NYT: "The goal is to open up a system in which the agency failed to inform the public that a widely prescribed heartburn drug was especially toxic to babies; that a diabetes medicine and a painkiller increased heart attack risks; and that antidepressants increased suicidal thoughts and behavior in children and teenagers."
- SEJ Publication Types:Region:Visibility:
The Mine Safety and Health Administration still denies FOIA requests, including one filed in Oct. 2008 by mine safety attorney Tony Oppegard for some witness statements.SEJ Publication Types:
The Newark Star-Ledger reports a move by a top New Jersey Department of Environmental Protection official to prevent public disclosure of scientific information that should be public until political appointees without science credentials and press officers have approved it.SEJ Publication Types:
By MIKE DUNNE

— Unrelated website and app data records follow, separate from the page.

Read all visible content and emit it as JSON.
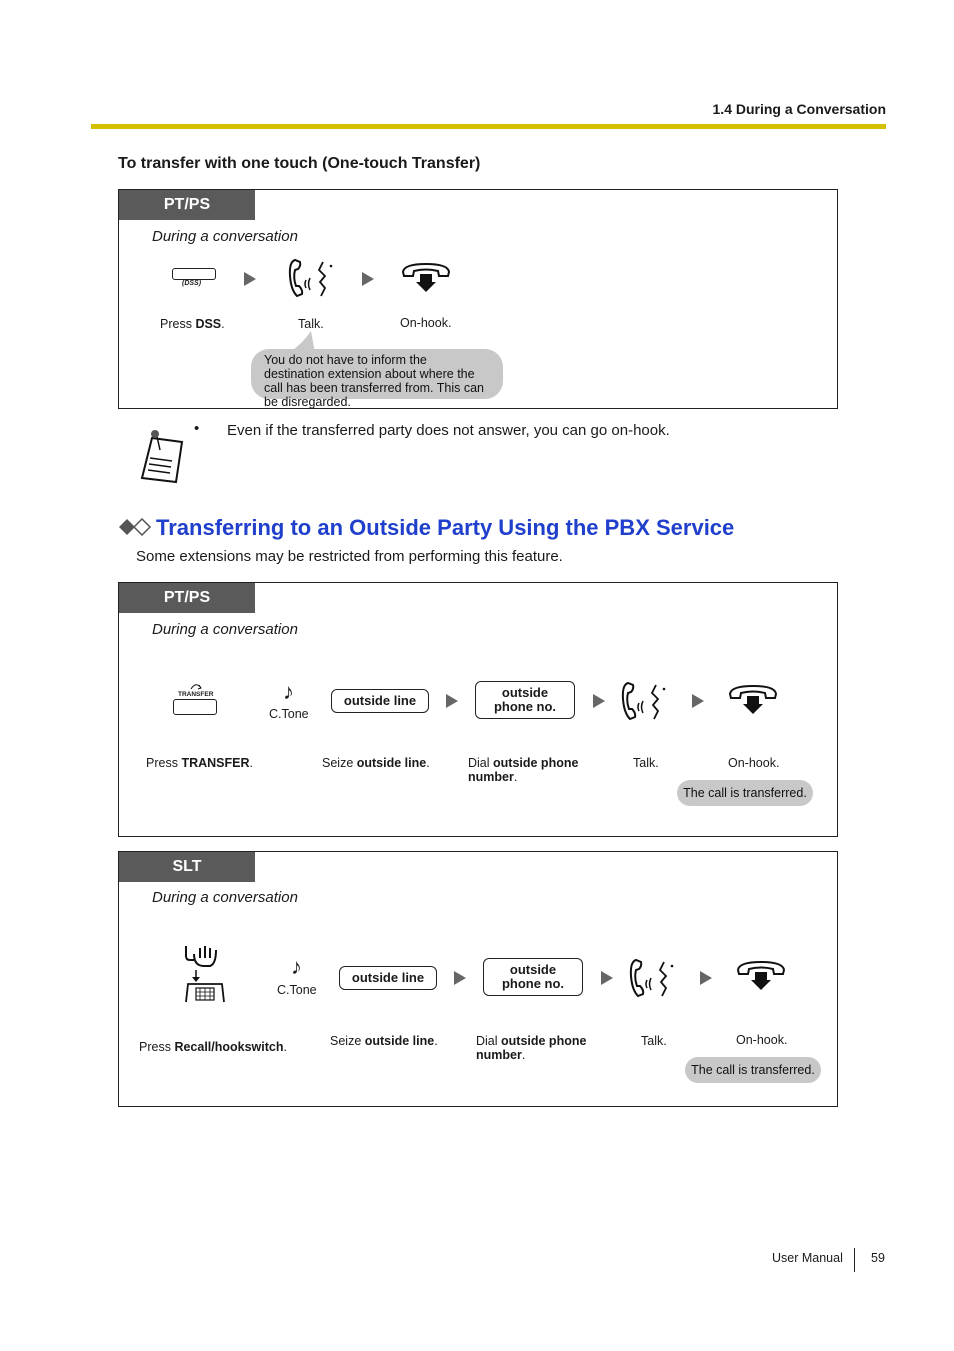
{
  "header": {
    "section_title": "1.4 During a Conversation",
    "rule_color": "#d4c000"
  },
  "one_touch": {
    "heading": "To transfer with one touch (One-touch Transfer)",
    "panel": {
      "tag": "PT/PS",
      "context": "During a conversation",
      "dss_key_label": "(DSS)",
      "steps": [
        {
          "icon": "dss-key-icon",
          "caption_pre": "Press ",
          "caption_bold": "DSS",
          "caption_post": "."
        },
        {
          "icon": "talk-icon",
          "caption_pre": "Talk.",
          "caption_bold": "",
          "caption_post": ""
        },
        {
          "icon": "on-hook-icon",
          "caption_pre": "On-hook.",
          "caption_bold": "",
          "caption_post": ""
        }
      ],
      "bubble": "You do not have to inform the destination extension about where the call has been transferred from. This can be disregarded."
    },
    "note": {
      "icon": "notepad-icon",
      "bullet": "•",
      "text": "Even if the transferred party does not answer, you can go on-hook."
    }
  },
  "outside_party": {
    "title_icon": "double-diamond-icon",
    "title": "Transferring to an Outside Party Using the PBX Service",
    "title_color": "#1f3fcc",
    "description": "Some extensions may be restricted from performing this feature.",
    "pt_ps_panel": {
      "tag": "PT/PS",
      "context": "During a conversation",
      "transfer_key_label": "TRANSFER",
      "ctone": "C.Tone",
      "outside_line_button": "outside line",
      "phone_no_button_line1": "outside",
      "phone_no_button_line2": "phone no.",
      "captions": {
        "press_pre": "Press ",
        "press_bold": "TRANSFER",
        "press_post": ".",
        "seize_pre": "Seize ",
        "seize_bold": "outside line",
        "seize_post": ".",
        "dial_pre": "Dial ",
        "dial_bold1": "outside phone",
        "dial_bold2": "number",
        "dial_post": ".",
        "talk": "Talk.",
        "onhook": "On-hook."
      },
      "bubble": "The call is transferred."
    },
    "slt_panel": {
      "tag": "SLT",
      "context": "During a conversation",
      "ctone": "C.Tone",
      "outside_line_button": "outside line",
      "phone_no_button_line1": "outside",
      "phone_no_button_line2": "phone no.",
      "captions": {
        "press_pre": "Press ",
        "press_bold": "Recall/hookswitch",
        "press_post": ".",
        "seize_pre": "Seize ",
        "seize_bold": "outside line",
        "seize_post": ".",
        "dial_pre": "Dial ",
        "dial_bold1": "outside phone",
        "dial_bold2": "number",
        "dial_post": ".",
        "talk": "Talk.",
        "onhook": "On-hook."
      },
      "bubble": "The call is transferred."
    }
  },
  "footer": {
    "label": "User Manual",
    "page_number": "59"
  }
}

Two members of the Society of Environmental Journalists honored recently for their investigative reporting efforts say that digging through records and old-fashioned shoe-leather reporting helped them make good stories great.
Ken Ward Jr. of The Charleston Gazette was the winner of the Scripps Howard Edward Meeman Award for environmental reporting – the third time he was so honored. His winning work focused on a coal silo permit that should not have been issued and was revoked thanks to his reporting.
By PAUL D. THACKER
Where are the global warming skeptics in Europe?
If you canvas a wide variety of news (what journalist doesn't?) and read some newspapers in Europe, you'll notice something about their coverage of global warming: no skeptics. That's right. The media coverage of high-profile global warming skeptics is pretty much an American phenomenon, according to some noted journalists who cover the issue outside the United States.Topics on the Beat:Region:
By MIKE DUNNE
Ever wonder what lies beneath your feet – what's down there in the ground on which we walk?
The Toledo Blade's Tom Henry has an editor, Jim Wilhelm, who asked that question and the result was an interesting look at what the government is doing – or not doing – to clean up gasoline spills from leaky underground tanks.
Teddy's luckless, little-known trip makes a riveting tale
THE RIVER OF DOUBT: THEODORE ROOSEVELT'S DARKEST JOURNEY
By Candice Millard
Climate change scientist paints a stark and vivid picture
THE WINDS OF CHANGE: CLIMATE, WEATHER AND THE DESTRUCTION OF CIVILIZATIONS By Eugene Linden
Simon & Schuster, $26Topics on the Beat:
Exploring the legacy of dams and human delusions of grandeur
DEEP WATER: THE EPIC STRUGGLE OVER DAMS, DISPLACED PEOPLE AND THE ENVIRONMENT Jacques Leslie
Farrar, Straus, & Giroux, $15.75
Reviewed by NANCY BAZILCHUK
A dam may not be forever, even if constructions like the Hoover Dam are expected to survive for a thousand years. A dam's environmental and social impacts, though, are enormous, extensive and essentially irreversible.
By JACKLEEN de La HARPE